◆ **PROVIDED RECORDS**

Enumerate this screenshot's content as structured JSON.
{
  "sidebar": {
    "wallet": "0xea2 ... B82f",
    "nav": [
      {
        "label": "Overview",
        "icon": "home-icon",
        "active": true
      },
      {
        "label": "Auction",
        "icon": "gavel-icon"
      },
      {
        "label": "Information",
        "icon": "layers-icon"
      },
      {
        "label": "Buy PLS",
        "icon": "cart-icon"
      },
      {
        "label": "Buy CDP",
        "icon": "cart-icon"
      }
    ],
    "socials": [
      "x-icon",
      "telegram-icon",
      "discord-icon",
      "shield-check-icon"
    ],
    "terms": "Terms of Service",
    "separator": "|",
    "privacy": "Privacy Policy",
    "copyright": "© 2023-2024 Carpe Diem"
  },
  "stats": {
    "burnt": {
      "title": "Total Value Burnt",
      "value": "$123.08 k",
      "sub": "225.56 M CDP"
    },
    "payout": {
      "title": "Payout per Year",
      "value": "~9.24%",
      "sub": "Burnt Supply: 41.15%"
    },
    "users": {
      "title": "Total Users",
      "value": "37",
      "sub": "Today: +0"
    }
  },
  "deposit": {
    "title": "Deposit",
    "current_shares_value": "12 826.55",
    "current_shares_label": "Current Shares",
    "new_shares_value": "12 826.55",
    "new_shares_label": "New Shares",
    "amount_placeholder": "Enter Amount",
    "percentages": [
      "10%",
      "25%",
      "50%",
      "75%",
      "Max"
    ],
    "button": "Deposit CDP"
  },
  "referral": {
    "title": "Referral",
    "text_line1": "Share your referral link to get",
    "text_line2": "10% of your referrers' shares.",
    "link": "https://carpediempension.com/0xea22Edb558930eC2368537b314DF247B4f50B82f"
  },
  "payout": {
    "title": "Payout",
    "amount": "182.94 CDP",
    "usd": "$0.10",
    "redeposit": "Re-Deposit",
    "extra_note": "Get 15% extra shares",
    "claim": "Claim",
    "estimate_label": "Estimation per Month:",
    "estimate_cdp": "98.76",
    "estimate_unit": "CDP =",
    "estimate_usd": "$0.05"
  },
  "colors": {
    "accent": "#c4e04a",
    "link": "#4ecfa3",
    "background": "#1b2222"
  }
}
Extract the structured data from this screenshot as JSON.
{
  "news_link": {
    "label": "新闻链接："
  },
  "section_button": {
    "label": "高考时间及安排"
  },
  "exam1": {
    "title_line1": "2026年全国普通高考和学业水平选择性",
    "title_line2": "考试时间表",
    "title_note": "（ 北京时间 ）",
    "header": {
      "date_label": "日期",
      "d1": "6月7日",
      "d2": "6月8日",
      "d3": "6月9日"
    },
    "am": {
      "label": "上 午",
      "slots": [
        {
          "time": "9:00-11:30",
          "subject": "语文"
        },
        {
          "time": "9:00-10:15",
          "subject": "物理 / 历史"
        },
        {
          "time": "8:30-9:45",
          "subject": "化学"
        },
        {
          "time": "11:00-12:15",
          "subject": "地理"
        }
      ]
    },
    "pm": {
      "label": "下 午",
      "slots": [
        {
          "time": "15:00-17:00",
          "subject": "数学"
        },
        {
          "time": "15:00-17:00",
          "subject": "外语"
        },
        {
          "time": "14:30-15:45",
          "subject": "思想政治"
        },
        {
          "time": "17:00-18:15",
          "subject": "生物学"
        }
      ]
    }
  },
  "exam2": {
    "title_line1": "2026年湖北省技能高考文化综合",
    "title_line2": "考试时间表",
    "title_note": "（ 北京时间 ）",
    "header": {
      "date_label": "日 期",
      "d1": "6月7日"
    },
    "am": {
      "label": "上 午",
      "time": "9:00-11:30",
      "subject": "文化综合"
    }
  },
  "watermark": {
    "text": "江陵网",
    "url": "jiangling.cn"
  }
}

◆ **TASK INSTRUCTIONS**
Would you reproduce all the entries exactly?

◆ **SOLUTION TO THIS PROBLEM**
Enumerate this screenshot's content as structured JSON.
{
  "sidebar": {
    "wallet": "0xea2 ... B82f",
    "nav": [
      {
        "label": "Overview",
        "icon": "home-icon",
        "active": true
      },
      {
        "label": "Auction",
        "icon": "gavel-icon"
      },
      {
        "label": "Information",
        "icon": "layers-icon"
      },
      {
        "label": "Buy PLS",
        "icon": "cart-icon"
      },
      {
        "label": "Buy CDP",
        "icon": "cart-icon"
      }
    ],
    "socials": [
      "x-icon",
      "telegram-icon",
      "discord-icon",
      "shield-check-icon"
    ],
    "terms": "Terms of Service",
    "separator": "|",
    "privacy": "Privacy Policy",
    "copyright": "© 2023-2024 Carpe Diem"
  },
  "stats": {
    "burnt": {
      "title": "Total Value Burnt",
      "value": "$123.08 k",
      "sub": "225.56 M CDP"
    },
    "payout": {
      "title": "Payout per Year",
      "value": "~9.24%",
      "sub": "Burnt Supply: 41.15%"
    },
    "users": {
      "title": "Total Users",
      "value": "37",
      "sub": "Today: +0"
    }
  },
  "deposit": {
    "title": "Deposit",
    "current_shares_value": "12 826.55",
    "current_shares_label": "Current Shares",
    "new_shares_value": "12 826.55",
    "new_shares_label": "New Shares",
    "amount_placeholder": "Enter Amount",
    "percentages": [
      "10%",
      "25%",
      "50%",
      "75%",
      "Max"
    ],
    "button": "Deposit CDP"
  },
  "referral": {
    "title": "Referral",
    "text_line1": "Share your referral link to get",
    "text_line2": "10% of your referrers' shares.",
    "link": "https://carpediempension.com/0xea22Edb558930eC2368537b314DF247B4f50B82f"
  },
  "payout": {
    "title": "Payout",
    "amount": "182.94 CDP",
    "usd": "$0.10",
    "redeposit": "Re-Deposit",
    "extra_note": "Get 15% extra shares",
    "claim": "Claim",
    "estimate_label": "Estimation per Month:",
    "estimate_cdp": "98.76",
    "estimate_unit": "CDP =",
    "estimate_usd": "$0.05"
  },
  "colors": {
    "accent": "#c4e04a",
    "link": "#4ecfa3",
    "background": "#1b2222"
  }
}
Extract the structured data from this screenshot as JSON.
{
  "news_link": {
    "label": "新闻链接："
  },
  "section_button": {
    "label": "高考时间及安排"
  },
  "exam1": {
    "title_line1": "2026年全国普通高考和学业水平选择性",
    "title_line2": "考试时间表",
    "title_note": "（ 北京时间 ）",
    "header": {
      "date_label": "日期",
      "d1": "6月7日",
      "d2": "6月8日",
      "d3": "6月9日"
    },
    "am": {
      "label": "上 午",
      "slots": [
        {
          "time": "9:00-11:30",
          "subject": "语文"
        },
        {
          "time": "9:00-10:15",
          "subject": "物理 / 历史"
        },
        {
          "time": "8:30-9:45",
          "subject": "化学"
        },
        {
          "time": "11:00-12:15",
          "subject": "地理"
        }
      ]
    },
    "pm": {
      "label": "下 午",
      "slots": [
        {
          "time": "15:00-17:00",
          "subject": "数学"
        },
        {
          "time": "15:00-17:00",
          "subject": "外语"
        },
        {
          "time": "14:30-15:45",
          "subject": "思想政治"
        },
        {
          "time": "17:00-18:15",
          "subject": "生物学"
        }
      ]
    }
  },
  "exam2": {
    "title_line1": "2026年湖北省技能高考文化综合",
    "title_line2": "考试时间表",
    "title_note": "（ 北京时间 ）",
    "header": {
      "date_label": "日 期",
      "d1": "6月7日"
    },
    "am": {
      "label": "上 午",
      "time": "9:00-11:30",
      "subject": "文化综合"
    }
  },
  "watermark": {
    "text": "江陵网",
    "url": "jiangling.cn"
  }
}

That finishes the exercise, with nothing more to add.